### [TASK DIRECTIONS]
Exact copies of all the records are the expected output.

*** RECORDS FOR PROCESSING

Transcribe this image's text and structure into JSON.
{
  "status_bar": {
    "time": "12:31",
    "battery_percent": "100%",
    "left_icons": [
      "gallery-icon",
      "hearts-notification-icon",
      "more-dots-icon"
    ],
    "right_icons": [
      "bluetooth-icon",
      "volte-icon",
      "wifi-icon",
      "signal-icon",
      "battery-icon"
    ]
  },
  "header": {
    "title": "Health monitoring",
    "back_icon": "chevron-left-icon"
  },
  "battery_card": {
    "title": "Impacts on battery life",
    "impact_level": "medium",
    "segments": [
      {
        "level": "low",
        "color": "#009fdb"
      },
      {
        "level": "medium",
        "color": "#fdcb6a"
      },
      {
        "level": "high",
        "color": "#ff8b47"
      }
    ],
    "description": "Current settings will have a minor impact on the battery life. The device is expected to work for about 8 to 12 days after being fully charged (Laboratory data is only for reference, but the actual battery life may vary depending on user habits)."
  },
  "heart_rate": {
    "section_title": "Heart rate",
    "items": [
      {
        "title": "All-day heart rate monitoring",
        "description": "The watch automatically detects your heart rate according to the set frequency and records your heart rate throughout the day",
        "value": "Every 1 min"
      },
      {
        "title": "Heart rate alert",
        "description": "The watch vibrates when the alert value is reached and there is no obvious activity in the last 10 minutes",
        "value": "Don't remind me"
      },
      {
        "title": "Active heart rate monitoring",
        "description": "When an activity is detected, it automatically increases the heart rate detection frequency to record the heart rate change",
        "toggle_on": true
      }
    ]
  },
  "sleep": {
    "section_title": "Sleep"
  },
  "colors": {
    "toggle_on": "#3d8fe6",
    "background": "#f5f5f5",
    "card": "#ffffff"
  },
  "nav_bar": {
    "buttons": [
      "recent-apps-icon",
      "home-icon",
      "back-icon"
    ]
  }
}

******

### [PROBLEM SOLUTION]
Transcribe this image's text and structure into JSON.
{
  "status_bar": {
    "time": "12:31",
    "battery_percent": "100%",
    "left_icons": [
      "gallery-icon",
      "hearts-notification-icon",
      "more-dots-icon"
    ],
    "right_icons": [
      "bluetooth-icon",
      "volte-icon",
      "wifi-icon",
      "signal-icon",
      "battery-icon"
    ]
  },
  "header": {
    "title": "Health monitoring",
    "back_icon": "chevron-left-icon"
  },
  "battery_card": {
    "title": "Impacts on battery life",
    "impact_level": "medium",
    "segments": [
      {
        "level": "low",
        "color": "#009fdb"
      },
      {
        "level": "medium",
        "color": "#fdcb6a"
      },
      {
        "level": "high",
        "color": "#ff8b47"
      }
    ],
    "description": "Current settings will have a minor impact on the battery life. The device is expected to work for about 8 to 12 days after being fully charged (Laboratory data is only for reference, but the actual battery life may vary depending on user habits)."
  },
  "heart_rate": {
    "section_title": "Heart rate",
    "items": [
      {
        "title": "All-day heart rate monitoring",
        "description": "The watch automatically detects your heart rate according to the set frequency and records your heart rate throughout the day",
        "value": "Every 1 min"
      },
      {
        "title": "Heart rate alert",
        "description": "The watch vibrates when the alert value is reached and there is no obvious activity in the last 10 minutes",
        "value": "Don't remind me"
      },
      {
        "title": "Active heart rate monitoring",
        "description": "When an activity is detected, it automatically increases the heart rate detection frequency to record the heart rate change",
        "toggle_on": true
      }
    ]
  },
  "sleep": {
    "section_title": "Sleep"
  },
  "colors": {
    "toggle_on": "#3d8fe6",
    "background": "#f5f5f5",
    "card": "#ffffff"
  },
  "nav_bar": {
    "buttons": [
      "recent-apps-icon",
      "home-icon",
      "back-icon"
    ]
  }
}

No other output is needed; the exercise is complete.